picture: 123RF/nirut123rf

The weak state of the SA economy is likely to be confirmed this week by a slew of important data releases. Most significant will be the third-quarter GDP growth numbers, with some economists fearing that SA is about to suffer another quarterly contraction.

Real GDP growth rebounded to 3.1% quarter on quarter in the second quarter — a huge turnaround from the first quarter’s 3.1% contraction when load-shedding and strikes took a heavy toll. This has raised the statistical base going into the third quarter, making it harder for the economy to sustain an upward trend.

Given the 6.4% contraction in mining and the 3.8% contraction in manufacturing during the third quarter, coupled with zero retail sales growth (which accounts for about a third of household consumption), fears are high that third-quarter GDP growth could be nearly zero, or even negative.

The industrial sector and mining are being affected by the slowdown in global growth and trade. This is being worsened by domestic constraints, including an insufficient electricity supply.

Consumers are also in bad shape. For most of the year, subdued household credit dynamics, rising unemployment, low wage growth and depressed consumer confidence have reduced consumers’ willingness to spend.

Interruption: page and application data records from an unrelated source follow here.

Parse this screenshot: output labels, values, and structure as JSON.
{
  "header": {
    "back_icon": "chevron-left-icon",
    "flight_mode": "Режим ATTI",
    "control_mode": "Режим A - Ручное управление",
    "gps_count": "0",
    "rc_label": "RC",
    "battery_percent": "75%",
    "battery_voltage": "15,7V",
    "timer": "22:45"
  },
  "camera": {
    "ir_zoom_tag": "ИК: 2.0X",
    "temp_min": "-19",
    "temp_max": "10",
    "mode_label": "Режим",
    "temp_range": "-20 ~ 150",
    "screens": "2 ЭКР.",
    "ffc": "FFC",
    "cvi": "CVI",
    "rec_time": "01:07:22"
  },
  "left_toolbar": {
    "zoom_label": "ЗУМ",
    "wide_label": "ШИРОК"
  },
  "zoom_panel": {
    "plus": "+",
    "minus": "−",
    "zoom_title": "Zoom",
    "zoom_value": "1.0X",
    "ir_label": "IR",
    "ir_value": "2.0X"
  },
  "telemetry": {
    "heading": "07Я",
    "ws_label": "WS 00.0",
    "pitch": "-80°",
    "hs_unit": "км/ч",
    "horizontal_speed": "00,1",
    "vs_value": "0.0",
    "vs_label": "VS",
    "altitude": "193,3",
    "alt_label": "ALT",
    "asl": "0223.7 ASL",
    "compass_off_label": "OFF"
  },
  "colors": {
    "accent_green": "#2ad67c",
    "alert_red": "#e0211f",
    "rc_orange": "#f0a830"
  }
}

The Reuters consensus for third-quarter growth has declined from 1.3% quarter on quarter in September to just 0.8% quarter on quarter now, though there is a big gap between the lowest forecast of -0.1% and the most bullish of 2.2%.

“There is always some uncertainty about the overall GDP forecast, particularly from the small but volatile agricultural sector and the many important services sectors for which there are no high frequency data,” explains Absa economist Miyelani Maluleke.

Absa has lowered its third-quarter forecast to 0.1% quarter on quarter from 1% quarter on quarter, which brings its full-year real GDP growth forecast to just 0.4%, down from 0.6%.

Citibank economist Gina Schoeman is among the most bearish. She believes the economy contracted by 0.5% during the third quarter. If correct, the economy is likely to grow by just 0.4% on her estimates in 2019, down from 0.8% in 2018.

The Reuters consensus is for growth to average 0.6% for the year, rising to 1.1% in 2020 and 1.4% in 2021.

Also due out on Monday is the Absa Purchasing Managers’ Index (PMI), which provides a good gauge of the health of the manufacturing sector, and, on Wednesday, the IHS Markit whole-economy PMI.

So far in 2019, the Absa PMI has ranged between 46 and 48 index points. It fell just above the neutral 50-point mark in only January and July. In October it was 48.1 and another dismal reading is likely for November.

The IHS PMI registered 49.4 in October, suggestive of an overall contraction in economic activity.

Maluleke expects the whole-economy PMI to continue to track just below 50, where it has been for the past six months.

“If you look at the Reserve Bank’s leading indicator it’s clear that the cycle just isn’t picking up,” he says.

“There is no reason to expect a meaningful change in November.”